As Stacy and Cuddy are reeling from this revelation, House takes Chase outside, where he accuses Chase of lying: Chase was not distracted in the checkup because he was hungover, he was distracted because he had just received a phone call bearing the news that his father had died from lung cancer. As Chase decides to tell the truth during the hearing, Stacy admits that she still has feelings for House, hinting at the possibility of them getting together again.

The panel decides to penalize both Chase and House; Chase receiving one week of suspension and a letter in his permanent file, while House must have his practice supervised by another doctor for at least one month. Furious about the supervision, House attempts to fire Chase, but is stopped by his supervisor, who is revealed to be Foreman.

External links

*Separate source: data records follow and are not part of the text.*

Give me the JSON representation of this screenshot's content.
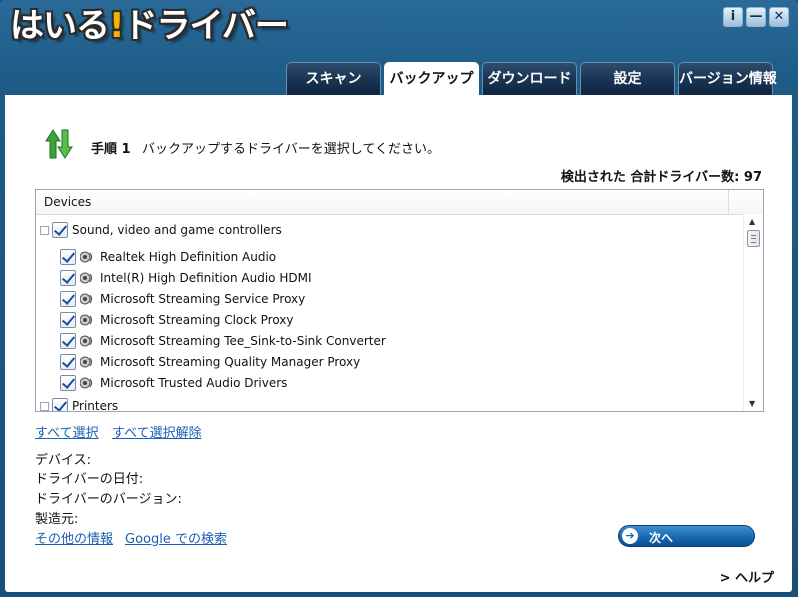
{
  "app": {
    "logo_text": "はいる",
    "logo_bang": "!",
    "logo_text2": "ドライバー"
  },
  "window_buttons": {
    "info": "i",
    "minimize": "—",
    "close": "✕"
  },
  "tabs": [
    {
      "label": "スキャン",
      "active": false
    },
    {
      "label": "バックアップ",
      "active": true
    },
    {
      "label": "ダウンロード",
      "active": false
    },
    {
      "label": "設定",
      "active": false
    },
    {
      "label": "バージョン情報",
      "active": false
    }
  ],
  "step": {
    "label": "手順 1",
    "description": "バックアップするドライバーを選択してください。"
  },
  "total_drivers": "検出された 合計ドライバー数: 97",
  "device_list": {
    "header": "Devices",
    "categories": [
      {
        "name": "Sound, video and game controllers",
        "checked": true,
        "items": [
          "Realtek High Definition Audio",
          "Intel(R) High Definition Audio HDMI",
          "Microsoft Streaming Service Proxy",
          "Microsoft Streaming Clock Proxy",
          "Microsoft Streaming Tee_Sink-to-Sink Converter",
          "Microsoft Streaming Quality Manager Proxy",
          "Microsoft Trusted Audio Drivers"
        ]
      },
      {
        "name": "Printers",
        "checked": true,
        "items": []
      }
    ]
  },
  "links": {
    "select_all": "すべて選択",
    "deselect_all": "すべて選択解除"
  },
  "details": {
    "device": "デバイス:",
    "driver_date": "ドライバーの日付:",
    "driver_version": "ドライバーのバージョン:",
    "manufacturer": "製造元:"
  },
  "bottom_links": {
    "more_info": "その他の情報",
    "google_search": "Google での検索"
  },
  "next_button": "次へ",
  "help": "> ヘルプ",
  "colors": {
    "window_blue": "#1d5b86",
    "tab_dark": "#1a3552",
    "link": "#1a5fb4",
    "button_blue": "#1565b0"
  }
}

  • Internet Movie Database
fr:Erreur médicale (Dr House)
This article was sourced from Creative Commons Attribution-ShareAlike License; additional terms may apply. World Heritage Encyclopedia content is assembled from numerous content providers, Open Access Publishing, and in compliance with The Fair Access to Science and Technology Research Act (FASTR), Wikimedia Foundation, Inc., Public Library of Science, The Encyclopedia of Life, Open Book Publishers (OBP), PubMed, U.S. National Library of Medicine, National Center for Biotechnology Information, U.S. National Library of Medicine, National Institutes of Health (NIH), U.S. Department of Health & Human Services, and, which sources content from all federal, state, local, tribal, and territorial government publication portals (.gov, .mil, .edu). Funding for and content contributors is made possible from the U.S. Congress, E-Government Act of 2002.
Crowd sourced content that is contributed to World Heritage Encyclopedia is peer reviewed and edited by our editorial staff to ensure quality scholarly research articles.
By using this site, you agree to the Terms of Use and Privacy Policy. World Heritage Encyclopedia™ is a registered trademark of the World Public Library Association, a non-profit organization.

Copyright © World Library Foundation. All rights reserved. eBooks from Project Gutenberg are sponsored by the World Library Foundation,
a 501c(4) Member's Support Non-Profit Organization, and is NOT affiliated with any governmental agency or department.